Improper Child Custody Factors
Many parents in custody disputes are concerned whether the court will take their side, even with aggressive child custody representation. If you’re in the middle of a custody dispute you may be asking yourself “what are my chances of being granted custody over my child?” “what if the court thinks I am unfit to take care of my child because I earn less? or because of my religion? or sexual orientation?”
There are a number of factors that affect the outcome in a battle for custody. And yes, no doubt, if a child’s parents are not in good terms, custody cases can easily get messy, with each party laying out the other’s dirty laundry. And though we hope it never has to come to this, your child custody attorney will prepare you for all possible scenarios.
One of which is knowing which factors have little to no bearing in determining whether a parent should be granted custody. These are factors that, as long as not particularly proven or shown to cause any harm to the child, cannot be used as a basis for denying custody to a parent.
Sex of the Parent
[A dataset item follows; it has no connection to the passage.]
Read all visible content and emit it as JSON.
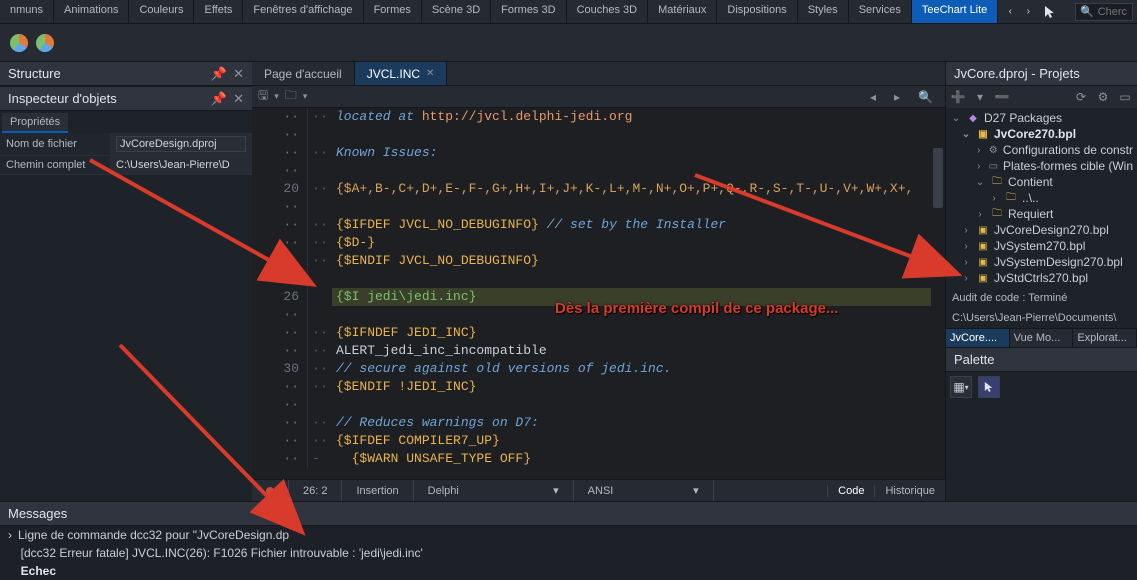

Courts will not give preference in granting custody to a parent based on their sex. Your chances of being granted custody will never be based on whether you are male or female.
Courts will not determine custody on the basis of race. The fact that one parent entered into an interracial marriage, despite fears of possible harm to the child because of racial prejudice, will have no bearing in determining custody .
Courts cannot simply rely on a physical disability as sole evidence of a parent’s unfitness or of probable detriment to the child.
Courts should not factor in religion when entering into a custody decision. In fact, parents may not be prohibited from discussing religion with or involving the child in religious activities. The only exception to this is if there is compelling evidence that the religious beliefs and observances are harmful to the child.
Income or economic advantage cannot be a basis for awarding custody to either parent as there is no correlation between wealth and good parenting or wealth and happiness. Should the custodial parent’s income be insufficient, child support should be awarded, not removal of custody. The care provided by a mother who must entrust her child to daycare due to work and studies is not per se inferior to the care given by a father who also works but is able to leave the child with a stepmother.
A parent’s sexual orientation alone does not determine whether a parent’s custody should be denied or visitation restricted. It may be a factor to be considered but only insofar as the court finds it relevant. In fact, a court order prohibiting a homosexual parent from overnight visitations with his son with other homosexuals around was vacated in Marriage of Birdsall as there was no showing that it would be detrimental to the child.
In the same way, a parent’s sexual conduct, unless compellingly shown to have significant bearing on the child’s welfare, is irrelevant in awarding custody. Such that the court cannot prohibit custodial parents from having overnight visitors of the opposite sex unless it is shown that the minor children’s welfare is directly placed in jeopardy or that such relations would adversely affect the child’s home environment.